Ladnier and Sidney produced some memorable recordings under the name “New Orleans Feetwarmers.” Together in 1938, they produced the hits “Summertime,” a song originally composed in 1934 by George Gershwin, “Black stick,” and “Southern sunset.”
Sidney Bechet became a popular figure in the renaissance of the Dixieland style of the late 1940s, often recording with Mezz Mezzrow. In 1941 Bechet recorded with his friend John Reid (RCA) sessions in re recording, an invention of the master and a first in the history of jazz, he played in turn bass, drums, piano of the clarinet and tenor and recorded both sides of a disc with the song “Sheik of Arabia.” (See Video in bonus section at the bottom of the page)
Nobody is a prophet in his own country
Though Sidney Bechet was part of the jazz scene in the USA for a long time, but fame came far from home. In 1952 when he returned to France, he was warmly embraced by the popular jazz scene. He lived there until his death in 1959. There his most remembered creations emerged (the ballad “Petite Fleur“, for example). There he obtained multiple recognitions and had hit records that would rival contemporary pop stars, even indulging in the luxury of composing ballet pieces! The french started to call him ‘le dieu,’ or ‘the god.’
A Wife, Mistress and Baby
He was married in 1951 to Elizabeth Zigler, a German, and moved to Grigny where he bought a house. Barely a year later 1952, he met Jacqueline Perald, and from this “union” was born Daniel-Sidney who would be Bechet’s only heir. Sidney bought a house in Garches for his son and his mother. Daniel would be very much shared between the two women for the duration of Bechet’s life.
In 1956, while recording some of his biggest hits, one after the other, and with sales and his success skyrocketing, Bechet began experiencing respiratory problems. He made several trips to Saint-Honoré-Les-Bains to seek treatment. It seemed to relieve his symptoms and felt it had cured him. Sidney loved this pretty spa resort and became very close to many there.
But it was not to last, the respiratory problems returned. He was diagnosed with lung cancer and shortly before he passed away in Paris, Sidney dictated one of the most poetic of musical autobiographies, Treat It Gentle. He died in 1959 in Garches, where he was buried. The great jazz musicians of Paris all came out with sad hearts, knowing that a legend had just died.
Bechet was truly one of the original great jazz soloists. He lived a life rich in experiences and rebounded again and again from difficulty. Wherever Sidney went, Chicago, New York, Berlin, Paris, and of course New Orleans, he left behind a “happening scene.” Bechet left behind a multitude of beautiful recordings and compositions.
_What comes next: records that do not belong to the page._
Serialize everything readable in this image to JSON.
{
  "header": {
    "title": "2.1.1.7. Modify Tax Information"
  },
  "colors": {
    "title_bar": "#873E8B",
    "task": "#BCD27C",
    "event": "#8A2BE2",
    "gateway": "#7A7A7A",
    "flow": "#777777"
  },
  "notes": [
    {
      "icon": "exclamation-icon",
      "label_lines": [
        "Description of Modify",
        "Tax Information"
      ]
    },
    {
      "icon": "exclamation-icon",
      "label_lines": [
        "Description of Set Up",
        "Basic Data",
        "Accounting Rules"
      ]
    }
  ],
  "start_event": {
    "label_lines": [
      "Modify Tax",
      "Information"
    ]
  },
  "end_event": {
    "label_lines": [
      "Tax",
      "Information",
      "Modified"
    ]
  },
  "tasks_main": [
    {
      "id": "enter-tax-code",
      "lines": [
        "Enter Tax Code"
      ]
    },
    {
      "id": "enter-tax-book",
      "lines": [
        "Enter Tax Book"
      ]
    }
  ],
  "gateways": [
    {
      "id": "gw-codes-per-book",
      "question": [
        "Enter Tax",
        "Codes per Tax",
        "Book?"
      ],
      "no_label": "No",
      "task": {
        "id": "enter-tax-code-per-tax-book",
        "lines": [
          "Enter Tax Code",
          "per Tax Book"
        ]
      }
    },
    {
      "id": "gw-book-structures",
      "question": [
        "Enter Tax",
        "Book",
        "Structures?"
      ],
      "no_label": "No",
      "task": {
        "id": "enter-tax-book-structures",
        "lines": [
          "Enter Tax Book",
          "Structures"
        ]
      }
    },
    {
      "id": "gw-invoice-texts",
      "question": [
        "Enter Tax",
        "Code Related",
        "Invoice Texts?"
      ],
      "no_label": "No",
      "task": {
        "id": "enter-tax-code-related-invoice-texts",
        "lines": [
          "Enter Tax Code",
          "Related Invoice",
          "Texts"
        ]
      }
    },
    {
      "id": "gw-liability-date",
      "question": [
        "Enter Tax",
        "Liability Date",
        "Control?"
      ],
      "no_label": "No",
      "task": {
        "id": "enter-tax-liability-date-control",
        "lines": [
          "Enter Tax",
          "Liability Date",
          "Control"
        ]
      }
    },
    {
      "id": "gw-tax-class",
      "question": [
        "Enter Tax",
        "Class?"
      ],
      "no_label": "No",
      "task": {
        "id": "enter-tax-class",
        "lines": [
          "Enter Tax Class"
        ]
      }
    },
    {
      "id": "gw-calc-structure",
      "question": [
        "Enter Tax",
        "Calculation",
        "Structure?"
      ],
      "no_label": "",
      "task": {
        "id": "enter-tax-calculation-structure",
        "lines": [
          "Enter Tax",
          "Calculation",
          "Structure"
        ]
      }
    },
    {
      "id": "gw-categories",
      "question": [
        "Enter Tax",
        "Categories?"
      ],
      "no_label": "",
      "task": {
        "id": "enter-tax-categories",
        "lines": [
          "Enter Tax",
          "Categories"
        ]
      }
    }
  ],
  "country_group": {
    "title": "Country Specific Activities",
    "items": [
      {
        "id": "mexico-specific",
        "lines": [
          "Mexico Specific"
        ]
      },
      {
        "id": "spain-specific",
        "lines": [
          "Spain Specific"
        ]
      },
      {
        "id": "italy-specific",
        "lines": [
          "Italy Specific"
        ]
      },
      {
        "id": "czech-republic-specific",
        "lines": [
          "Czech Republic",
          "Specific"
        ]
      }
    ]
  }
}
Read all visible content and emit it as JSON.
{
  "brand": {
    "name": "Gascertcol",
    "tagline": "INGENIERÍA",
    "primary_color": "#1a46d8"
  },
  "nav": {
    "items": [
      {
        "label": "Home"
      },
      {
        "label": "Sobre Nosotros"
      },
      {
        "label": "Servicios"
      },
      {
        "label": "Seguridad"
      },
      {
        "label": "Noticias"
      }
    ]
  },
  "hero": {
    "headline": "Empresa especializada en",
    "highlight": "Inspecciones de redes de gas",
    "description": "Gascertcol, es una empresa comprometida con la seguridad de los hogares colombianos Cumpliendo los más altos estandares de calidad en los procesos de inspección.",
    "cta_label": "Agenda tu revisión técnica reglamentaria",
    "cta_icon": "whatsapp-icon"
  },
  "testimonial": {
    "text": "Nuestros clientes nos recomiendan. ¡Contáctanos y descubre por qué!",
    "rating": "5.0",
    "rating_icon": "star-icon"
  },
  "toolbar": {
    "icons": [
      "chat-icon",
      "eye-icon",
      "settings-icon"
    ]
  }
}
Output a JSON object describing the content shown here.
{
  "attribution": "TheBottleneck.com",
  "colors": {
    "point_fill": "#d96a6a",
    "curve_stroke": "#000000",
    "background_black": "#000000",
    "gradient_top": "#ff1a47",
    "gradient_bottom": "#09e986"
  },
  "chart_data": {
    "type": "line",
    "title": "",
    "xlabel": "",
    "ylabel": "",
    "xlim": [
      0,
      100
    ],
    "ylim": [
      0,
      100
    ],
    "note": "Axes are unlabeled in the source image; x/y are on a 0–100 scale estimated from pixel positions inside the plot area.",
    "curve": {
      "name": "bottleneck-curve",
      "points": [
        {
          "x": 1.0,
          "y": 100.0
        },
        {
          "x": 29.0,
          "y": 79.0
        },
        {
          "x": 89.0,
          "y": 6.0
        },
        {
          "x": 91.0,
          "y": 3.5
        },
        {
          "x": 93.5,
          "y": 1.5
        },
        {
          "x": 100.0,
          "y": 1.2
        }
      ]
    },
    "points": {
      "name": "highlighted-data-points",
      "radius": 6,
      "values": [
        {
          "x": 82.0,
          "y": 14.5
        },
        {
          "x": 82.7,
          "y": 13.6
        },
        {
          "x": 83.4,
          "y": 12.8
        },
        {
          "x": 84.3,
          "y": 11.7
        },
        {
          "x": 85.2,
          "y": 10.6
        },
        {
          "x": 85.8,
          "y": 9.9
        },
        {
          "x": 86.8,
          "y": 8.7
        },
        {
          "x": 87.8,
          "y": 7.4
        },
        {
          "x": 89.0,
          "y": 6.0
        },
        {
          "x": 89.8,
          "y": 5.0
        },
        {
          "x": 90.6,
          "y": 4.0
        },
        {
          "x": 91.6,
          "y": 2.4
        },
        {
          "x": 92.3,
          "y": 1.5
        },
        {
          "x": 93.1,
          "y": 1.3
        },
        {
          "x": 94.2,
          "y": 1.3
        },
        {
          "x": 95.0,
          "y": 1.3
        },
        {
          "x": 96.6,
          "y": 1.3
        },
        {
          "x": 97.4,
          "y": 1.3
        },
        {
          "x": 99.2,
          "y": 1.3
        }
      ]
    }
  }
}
Sidney was an important influence to many up and coming musicians, like Johnny Hodges, the alto saxophonist who as a teenager studied with Bechet. Sidney is rumored to be the prototype for Pablo, the saxophonist from the novel Steppenwolf. Hermann Hesse almost certainly listened to Bechet playing throughout Europe in the ‘20s.
Here’s a special bonus recording! This is a strange recording of The Sheik Of Araby and is an early example of multi-track recording. Sidney Bechet was at the RCA studios on April 18th, 1941 (before tape) and the engineers fiddled with some early multiple recordings. This is the result. Record an instrument, play the record back while he played another instrument along with the record, ad nauseum – the first ones recorded sounding worse each time another record is made. Clarinet, soprano saxophone, tenor saxophone, piano, bass and drums, all played by Bechet. If you can hear the drums, you win a cigar.
Band or Session Leader
- New Orleans Feetwarmers
- Mezzrow – Spanier Big
- Mezzrow – Bechet QuintetFour
- Sidney Bechet and his Creole Orchestra
- King Bechet Trio
- Sidney Bechet’s Blue Note Quartet
- Mezzrow – Bechet Septet
- Sidney Bechet and his Orchestra
Moon Over Harlem
Edgar G. Ulmer
L’Inspecteur connaît la musique
Ah, quelle équipe!